No choice is needed. If, in a choiceless universe, there were a counterexample, then that counterexample amounts to finitely many real numbers (the coordinates of the relevant points). It would still be a counterexample in the subuniverse of sets constructible (in Gödel's sense) from those finitely many reals.

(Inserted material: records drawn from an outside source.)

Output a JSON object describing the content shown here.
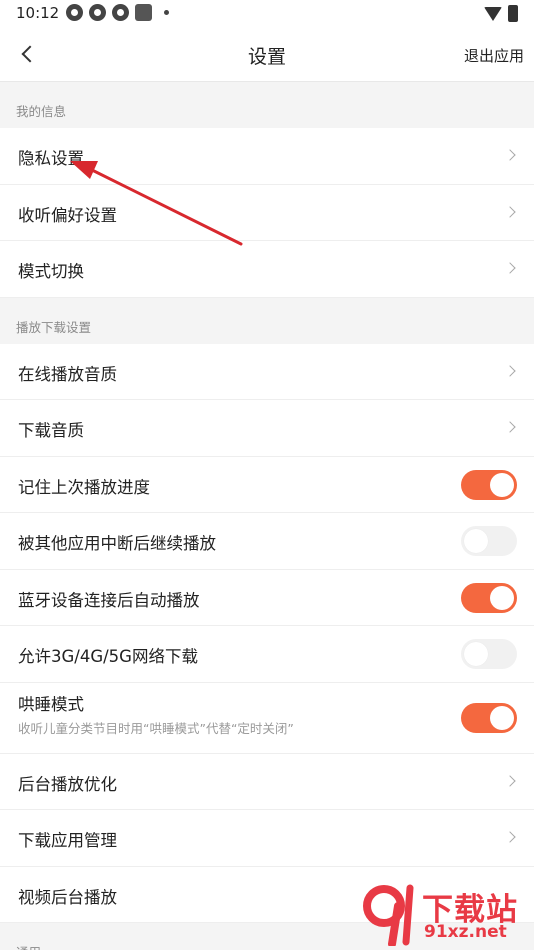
{
  "status_bar": {
    "time": "10:12",
    "icons": [
      "app-notification-icon",
      "app-notification-icon",
      "app-notification-icon",
      "square-notification-icon",
      "dot-icon",
      "wifi-icon",
      "battery-icon"
    ]
  },
  "nav": {
    "title": "设置",
    "exit_label": "退出应用"
  },
  "sections": {
    "my_info": {
      "header": "我的信息",
      "items": [
        {
          "label": "隐私设置"
        },
        {
          "label": "收听偏好设置"
        },
        {
          "label": "模式切换"
        }
      ]
    },
    "playback": {
      "header": "播放下载设置",
      "items": [
        {
          "label": "在线播放音质"
        },
        {
          "label": "下载音质"
        },
        {
          "label": "记住上次播放进度",
          "on": true
        },
        {
          "label": "被其他应用中断后继续播放",
          "on": false
        },
        {
          "label": "蓝牙设备连接后自动播放",
          "on": true
        },
        {
          "label": "允许3G/4G/5G网络下载",
          "on": false
        },
        {
          "label": "哄睡模式",
          "sub": "收听儿童分类节目时用“哄睡模式”代替“定时关闭”",
          "on": true
        }
      ]
    },
    "misc": {
      "items": [
        {
          "label": "后台播放优化"
        },
        {
          "label": "下载应用管理"
        },
        {
          "label": "视频后台播放"
        }
      ]
    },
    "general": {
      "header": "通用"
    }
  },
  "colors": {
    "accent": "#f4683f",
    "arrow": "#d8282e",
    "watermark": "#e83a45"
  },
  "watermark": {
    "text": "下载站",
    "url": "91xz.net"
  }
}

But that subuniverse satisfies the axiom of choice, so your favorite ZFC proof of the theorem applies there. 


I was recently looking over Monsky's Theorem as supplementary material for my course notes on local fields, and I noticed that his original article (available here) ends by addressing your question:
It is easy to see that extending a rank $1$ valuation from a field $K$ to any monogenic extension $K(t)$ does not use the axiom of choice: if $t$ is algebraic over $K$ the set of extensions is finite, nonempty and explicitly in bijection with $\operatorname{Spec} \hat{K} \otimes_K K(t)$ (and even without AC a finitedimensional $K$algebra must have a maximal ideal!); if $t$ is transcendental over $K$, we may endow $K(t)$ with the Gauss norm, determined on $K[t]$ by $a_n t^n + \ldots + a_0 = \max_i a_i$ and extended to $K(t)$ by multiplicativity. Otherwise put: whereas Andreas Blass's nice answer explains why any proof of this result yields an ACless proof, my answer mentions that Monsky's proof does not really use AC, as pointed out by Monsky. 


This paper (Projective Colorings, by Hales and Straus) seems to imply that the Axiom of Choice is necessary for closely related results.